The critics have it all wrong: The middle class isn’t disappearing — it’s moving up. The Census reports that the share of U.S. households earning $35,000 to $75,000 a year (in ’06 dollars) — roughly, the middle class — has indeed shrunk slightly over the last decade, from 34 percent to 33 percent. But so, too, has the share earning less than $35,000 — from 40 percent to 37 percent. It’s the share of households earning more than $75,000 that’s jumped — from 26 percent to 30 percent.
Trade has helped America transform itself into a middle‐class service economy. Yes, the country’s lost a net 3.3 million manufacturing jobs in the past decade — but it’s added a net 11.6 million jobs in service and other sectors where average wages are higher than in manufacturing. Most of these new jobs are in better‐paying categories, like professional and business services, finance and education and health services. Trade accounts for only about 3 percent of annual job displacement in our dynamic economy.
Critics of trade repeat as a mantra that real wages have been stagnant since the 1970s. But the data on real wages exclude benefits — which have been rising as a share of worker compensation. Those data also rely on a cost‐of‐living index that has systematically overstated inflation and thus understated real income gains.
The U.S. Bureau of Labor Statistics reports that the average real hourly compensation earned by Americans has actually grown by 22 percent during the past decade — even as trade and other measures of globalization have grown rapidly.

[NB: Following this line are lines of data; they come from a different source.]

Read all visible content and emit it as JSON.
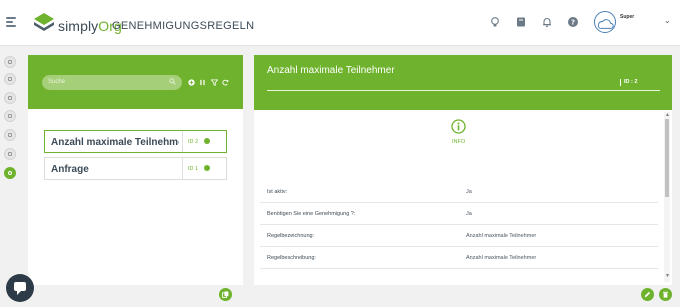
{
  "app": {
    "brand_first": "simply",
    "brand_second": "Org"
  },
  "page": {
    "title": "GENEHMIGUNGSREGELN"
  },
  "user": {
    "name": "Super"
  },
  "search": {
    "placeholder": "Suche"
  },
  "rules": [
    {
      "label": "Anzahl maximale Teilnehmer",
      "id": "ID 2",
      "selected": true
    },
    {
      "label": "Anfrage",
      "id": "ID 1",
      "selected": false
    }
  ],
  "detail": {
    "title": "Anzahl maximale Teilnehmer",
    "id_label": "ID : 2",
    "info_label": "INFO",
    "properties": [
      {
        "label": "Ist aktiv:",
        "value": "Ja"
      },
      {
        "label": "Benötigen Sie eine Genehmigung ?:",
        "value": "Ja"
      },
      {
        "label": "Regelbezeichnung:",
        "value": "Anzahl maximale Teilnehmer"
      },
      {
        "label": "Regelbeschreibung:",
        "value": "Anzahl maximale Teilnehmer"
      }
    ]
  },
  "colors": {
    "accent": "#6fb22d",
    "dark": "#2c3b47",
    "text": "#3d4a55"
  },
  "icons": {
    "topbar": [
      "lightbulb-icon",
      "book-icon",
      "bell-icon",
      "help-icon"
    ],
    "sidebar": [
      "home-icon",
      "chat-icon",
      "building-icon",
      "calendar-icon",
      "eye-icon",
      "document-icon",
      "rules-icon"
    ]
  }
}
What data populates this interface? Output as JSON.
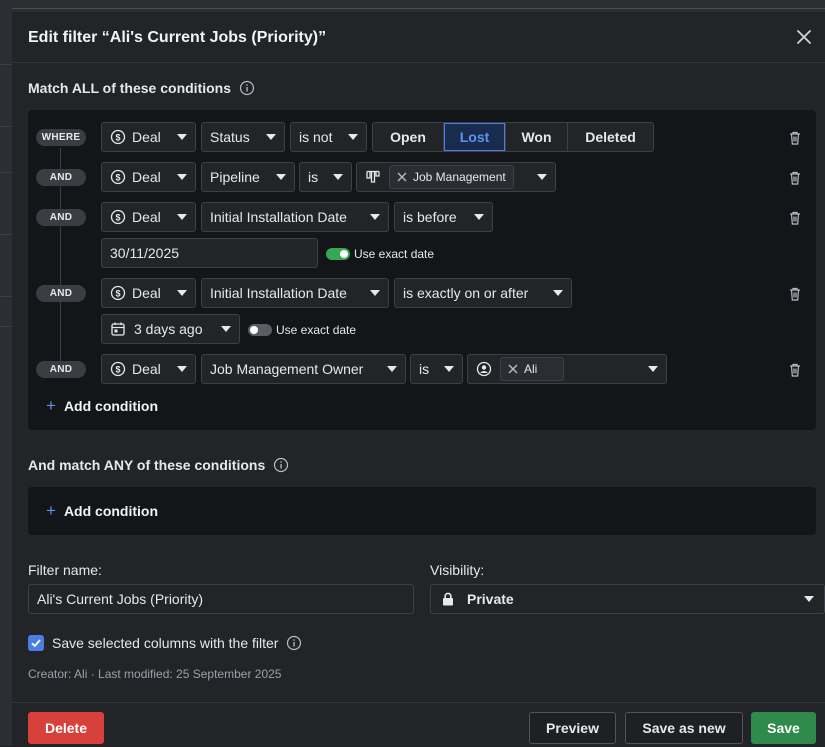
{
  "dialog": {
    "title": "Edit filter “Ali's Current Jobs (Priority)”"
  },
  "match_all": {
    "title": "Match ALL of these conditions",
    "conditions": [
      {
        "connector": "WHERE",
        "entity": "Deal",
        "field": "Status",
        "operator": "is not",
        "options": [
          "Open",
          "Lost",
          "Won",
          "Deleted"
        ],
        "selected": "Lost"
      },
      {
        "connector": "AND",
        "entity": "Deal",
        "field": "Pipeline",
        "operator": "is",
        "value_chip": "Job Management"
      },
      {
        "connector": "AND",
        "entity": "Deal",
        "field": "Initial Installation Date",
        "operator": "is before",
        "date_value": "30/11/2025",
        "exact_date_label": "Use exact date",
        "exact_date_enabled": true
      },
      {
        "connector": "AND",
        "entity": "Deal",
        "field": "Initial Installation Date",
        "operator": "is exactly on or after",
        "relative_value": "3 days ago",
        "exact_date_label": "Use exact date",
        "exact_date_enabled": false
      },
      {
        "connector": "AND",
        "entity": "Deal",
        "field": "Job Management Owner",
        "operator": "is",
        "value_chip": "Ali"
      }
    ],
    "add_label": "Add condition"
  },
  "match_any": {
    "title": "And match ANY of these conditions",
    "add_label": "Add condition"
  },
  "filter_name": {
    "label": "Filter name:",
    "value": "Ali's Current Jobs (Priority)"
  },
  "visibility": {
    "label": "Visibility:",
    "value": "Private"
  },
  "save_columns": {
    "label": "Save selected columns with the filter",
    "checked": true
  },
  "meta": "Creator: Ali · Last modified: 25 September 2025",
  "footer": {
    "delete": "Delete",
    "preview": "Preview",
    "save_as_new": "Save as new",
    "save": "Save"
  },
  "colors": {
    "accent": "#4a7ee0",
    "danger": "#d6413c",
    "success": "#2f8a4b"
  }
}
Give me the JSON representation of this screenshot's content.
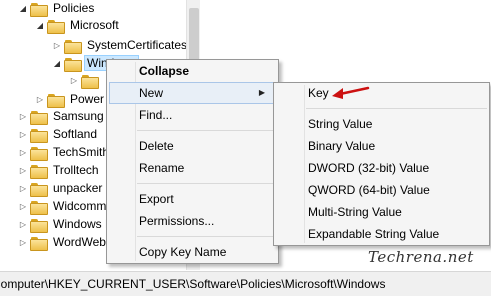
{
  "tree": {
    "items": [
      {
        "label": "Policies",
        "expanded": true
      },
      {
        "label": "Microsoft",
        "expanded": true
      },
      {
        "label": "SystemCertificates",
        "expanded": false
      },
      {
        "label": "Windows",
        "expanded": true
      },
      {
        "label": "",
        "expanded": false
      },
      {
        "label": "Power",
        "expanded": false
      },
      {
        "label": "Samsung",
        "expanded": false
      },
      {
        "label": "Softland",
        "expanded": false
      },
      {
        "label": "TechSmith",
        "expanded": false
      },
      {
        "label": "Trolltech",
        "expanded": false
      },
      {
        "label": "unpacker",
        "expanded": false
      },
      {
        "label": "Widcomm",
        "expanded": false
      },
      {
        "label": "Windows L",
        "expanded": false
      },
      {
        "label": "WordWeb",
        "expanded": false
      }
    ]
  },
  "context_menu": {
    "items": [
      {
        "label": "Collapse"
      },
      {
        "label": "New"
      },
      {
        "label": "Find..."
      },
      {
        "label": "Delete"
      },
      {
        "label": "Rename"
      },
      {
        "label": "Export"
      },
      {
        "label": "Permissions..."
      },
      {
        "label": "Copy Key Name"
      }
    ]
  },
  "new_submenu": {
    "items": [
      {
        "label": "Key"
      },
      {
        "label": "String Value"
      },
      {
        "label": "Binary Value"
      },
      {
        "label": "DWORD (32-bit) Value"
      },
      {
        "label": "QWORD (64-bit) Value"
      },
      {
        "label": "Multi-String Value"
      },
      {
        "label": "Expandable String Value"
      }
    ]
  },
  "statusbar": {
    "path": "Computer\\HKEY_CURRENT_USER\\Software\\Policies\\Microsoft\\Windows"
  },
  "watermark": {
    "text": "Techrena.net"
  },
  "colors": {
    "selection": "#cce8ff",
    "menu_bg": "#f5f5f5",
    "arrow_red": "#cc1111",
    "folder": "#eec04a"
  }
}
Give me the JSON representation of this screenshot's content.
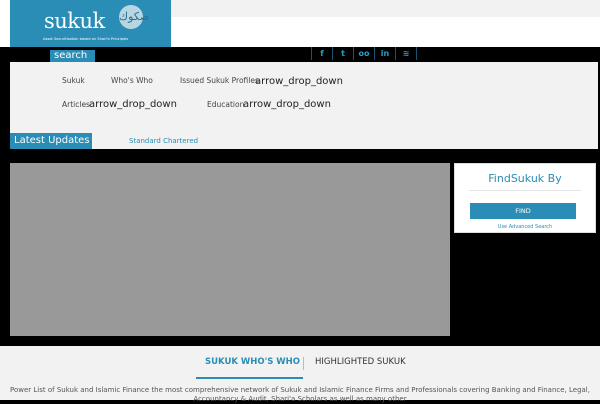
{
  "brand": {
    "name": "sukuk",
    "tagline": "Asset Securitisation based on Shari'a Principles",
    "seal_text": "صكوك",
    "accent_color": "#2a8db5"
  },
  "search_label": "search",
  "social_icons": [
    {
      "name": "facebook-icon",
      "glyph": "f"
    },
    {
      "name": "twitter-icon",
      "glyph": "t"
    },
    {
      "name": "flickr-icon",
      "glyph": "oo"
    },
    {
      "name": "linkedin-icon",
      "glyph": "in"
    },
    {
      "name": "rss-icon",
      "glyph": "≋"
    }
  ],
  "nav": {
    "sukuk": "Sukuk",
    "whos_who": "Who's Who",
    "issued_profiles": "Issued Sukuk Profiles",
    "issued_arrow": "arrow_drop_down",
    "articles": "Articles",
    "articles_arrow": "arrow_drop_down",
    "education": "Education",
    "education_arrow": "arrow_drop_down"
  },
  "updates": {
    "label": "Latest Updates",
    "ticker": "Standard Chartered"
  },
  "find": {
    "title_find": "Find",
    "title_rest": "Sukuk By",
    "button": "FIND",
    "advanced": "Use Advanced Search"
  },
  "bottom": {
    "tab_active": "SUKUK WHO'S WHO",
    "tab_other": "HIGHLIGHTED SUKUK",
    "description": "Power List of Sukuk and Islamic Finance the most comprehensive network of Sukuk and Islamic Finance Firms and Professionals covering Banking and Finance, Legal, Accountancy & Audit, Shari'a Scholars as well as many other"
  }
}
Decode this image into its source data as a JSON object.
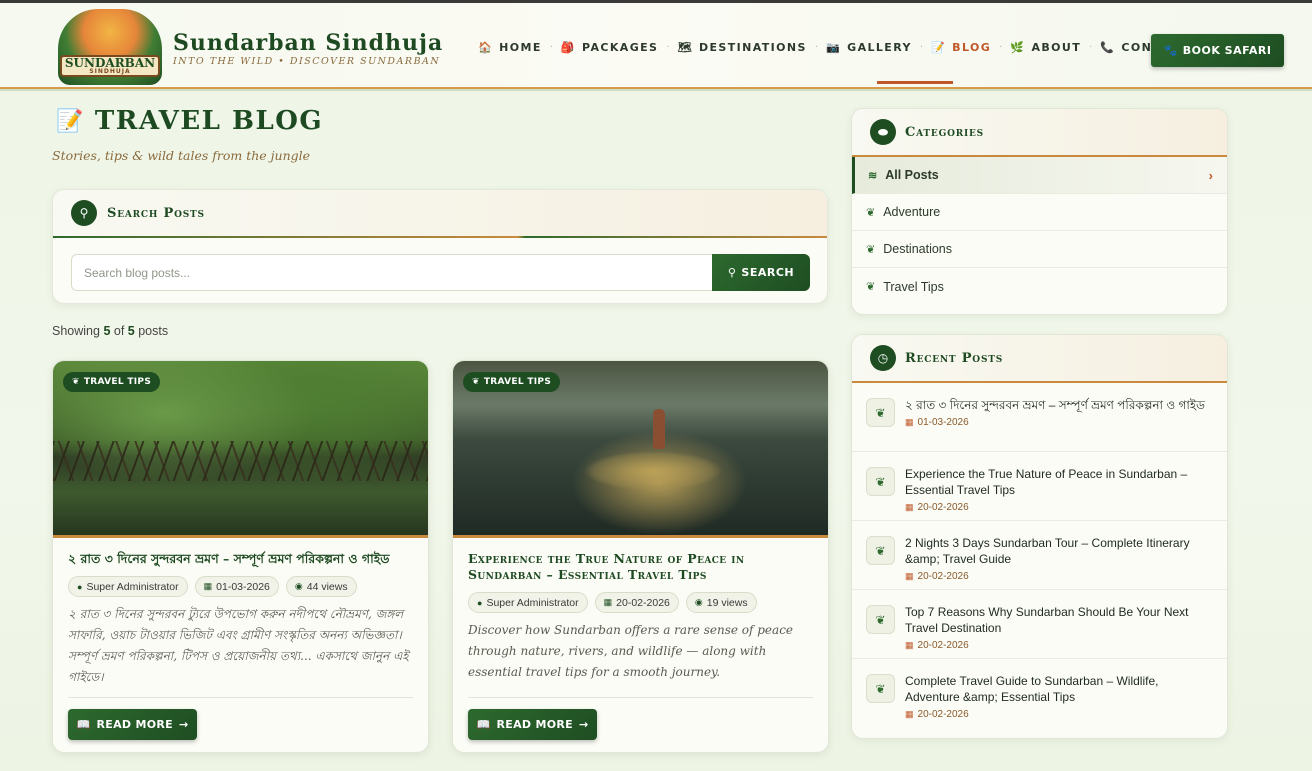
{
  "brand": {
    "logo_text": "SUNDARBAN",
    "logo_sub": "SINDHUJA",
    "title": "Sundarban Sindhuja",
    "tagline": "INTO THE WILD  •  DISCOVER SUNDARBAN"
  },
  "nav": {
    "items": [
      {
        "label": "HOME",
        "icon": "🏠"
      },
      {
        "label": "PACKAGES",
        "icon": "🎒"
      },
      {
        "label": "DESTINATIONS",
        "icon": "🗺"
      },
      {
        "label": "GALLERY",
        "icon": "📷"
      },
      {
        "label": "BLOG",
        "icon": "📝"
      },
      {
        "label": "ABOUT",
        "icon": "🌿"
      },
      {
        "label": "CONTACT",
        "icon": "📞"
      }
    ],
    "active": "BLOG",
    "book_label": "BOOK SAFARI"
  },
  "page": {
    "title": "TRAVEL BLOG",
    "subtitle": "Stories, tips & wild tales from the jungle"
  },
  "search": {
    "title": "Search Posts",
    "placeholder": "Search blog posts...",
    "value": "",
    "button": "SEARCH"
  },
  "showing": {
    "prefix": "Showing",
    "shown": "5",
    "of": "of",
    "total": "5",
    "suffix": "posts"
  },
  "posts": [
    {
      "tag": "TRAVEL TIPS",
      "title": "২ রাত ৩ দিনের সুন্দরবন ভ্রমণ – সম্পূর্ণ ভ্রমণ পরিকল্পনা ও গাইড",
      "author": "Super Administrator",
      "date": "01-03-2026",
      "views": "44 views",
      "excerpt": "২ রাত ৩ দিনের সুন্দরবন ট্যুরে উপভোগ করুন নদীপথে নৌভ্রমণ, জঙ্গল সাফারি, ওয়াচ টাওয়ার ভিজিট এবং গ্রামীণ সংস্কৃতির অনন্য অভিজ্ঞতা। সম্পূর্ণ ভ্রমণ পরিকল্পনা, টিপস ও প্রয়োজনীয় তথ্য... একসাথে জানুন এই গাইডে।",
      "read_more": "READ MORE"
    },
    {
      "tag": "TRAVEL TIPS",
      "title": "Experience the True Nature of Peace in Sundarban – Essential Travel Tips",
      "author": "Super Administrator",
      "date": "20-02-2026",
      "views": "19 views",
      "excerpt": "Discover how Sundarban offers a rare sense of peace through nature, rivers, and wildlife — along with essential travel tips for a smooth journey.",
      "read_more": "READ MORE"
    }
  ],
  "categories": {
    "title": "Categories",
    "items": [
      "All Posts",
      "Adventure",
      "Destinations",
      "Travel Tips"
    ],
    "active": "All Posts"
  },
  "recent": {
    "title": "Recent Posts",
    "items": [
      {
        "title": "২ রাত ৩ দিনের সুন্দরবন ভ্রমণ – সম্পূর্ণ ভ্রমণ পরিকল্পনা ও গাইড",
        "date": "01-03-2026"
      },
      {
        "title": "Experience the True Nature of Peace in Sundarban – Essential Travel Tips",
        "date": "20-02-2026"
      },
      {
        "title": "2 Nights 3 Days Sundarban Tour – Complete Itinerary &amp; Travel Guide",
        "date": "20-02-2026"
      },
      {
        "title": "Top 7 Reasons Why Sundarban Should Be Your Next Travel Destination",
        "date": "20-02-2026"
      },
      {
        "title": "Complete Travel Guide to Sundarban – Wildlife, Adventure &amp; Essential Tips",
        "date": "20-02-2026"
      }
    ]
  },
  "colors": {
    "primary_green": "#1e4d22",
    "accent_orange": "#c0582a",
    "gold": "#c98a3e",
    "background": "#eef5e6"
  }
}
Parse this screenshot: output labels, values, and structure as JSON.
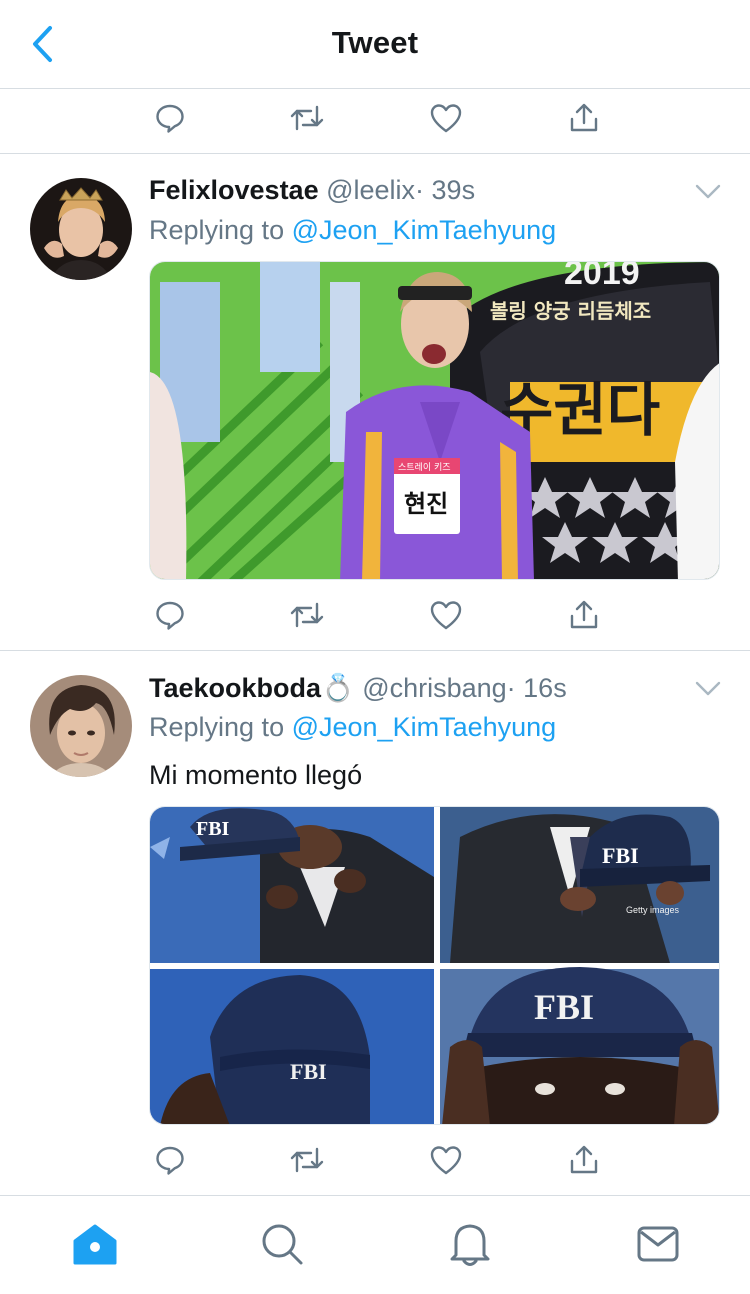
{
  "header": {
    "title": "Tweet"
  },
  "tweets": [
    {
      "author_name": "Felixlovestae",
      "handle": "@leelix",
      "time": "· 39s",
      "replying_prefix": "Replying to ",
      "replying_to": "@Jeon_KimTaehyung",
      "text": "",
      "media_text": {
        "year": "2019",
        "banner": "볼링 양궁 리듬체조",
        "title_chars": "수권다",
        "name_tag_top": "스트레이 키즈",
        "name_tag": "현진"
      }
    },
    {
      "author_name": "Taekookboda",
      "emoji": "💍",
      "handle": "@chrisbang",
      "time": "· 16s",
      "replying_prefix": "Replying to ",
      "replying_to": "@Jeon_KimTaehyung",
      "text": "Mi momento llegó",
      "media_text": {
        "cap1": "FBI",
        "cap2": "FBI",
        "cap3": "FBI",
        "cap4": "FBI",
        "watermark": "Getty images"
      }
    }
  ],
  "icons": {
    "back": "chevron-left-icon",
    "reply": "reply-icon",
    "retweet": "retweet-icon",
    "like": "heart-icon",
    "share": "share-icon",
    "caret": "chevron-down-icon",
    "home": "home-icon",
    "search": "search-icon",
    "notifications": "bell-icon",
    "messages": "mail-icon"
  },
  "colors": {
    "accent": "#1da1f2",
    "secondary_text": "#657786",
    "icon_gray": "#657786",
    "divider": "#d7dde2"
  }
}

Trade has brought us lower prices on a broad range of goods — from fruits and vegetables to clothing, consumer electronics and automobiles — stretching the paychecks of U.S. workers.
Household incomes have also been rising. When they point to a small decline in median household income compared to 2000, opponents of trade are cherry‐picking their numbers. That year was the frothy peak of a decade‐long expansion. Use 1996 — the comparable point in the previous business cycle — as the baseline, and you see a 6 percent rise in median income.
Trade and globalization have also helped bolster the balance sheets of American households by delivering higher incomes, lower interest rates and wider investment opportunities. From 1995 to 2004, according to the Federal Reserve Board, the real median net worth of U.S. households jumped by 31 percent, boosted by rising home values and stock prices. (Even with the recent housing slump, average home values remain more than double what they were a decade ago, according to the S&P/Case-Shiller index.)
Thanks to more open capital markets, the inflow of foreign capital to the United States keeps long‐term interest rates almost a full percentage point lower than they would be otherwise, saving the typical homeowner $1,500 in mortgage interest each year.
Convincing Americans that we are worse off than we were in years past has become a popular line of attack against globalization and trade expansion. But trade has played an important part in the positive story of long‐term gains in hourly compensation, household income and net wealth. Turning our backs on the global economy now would put all those gains in jeopardy.
To promote further progress for U.S. workers and their families, Congress and the administration should work together to pursue policies that expand the freedom of Americans to participate in global markets.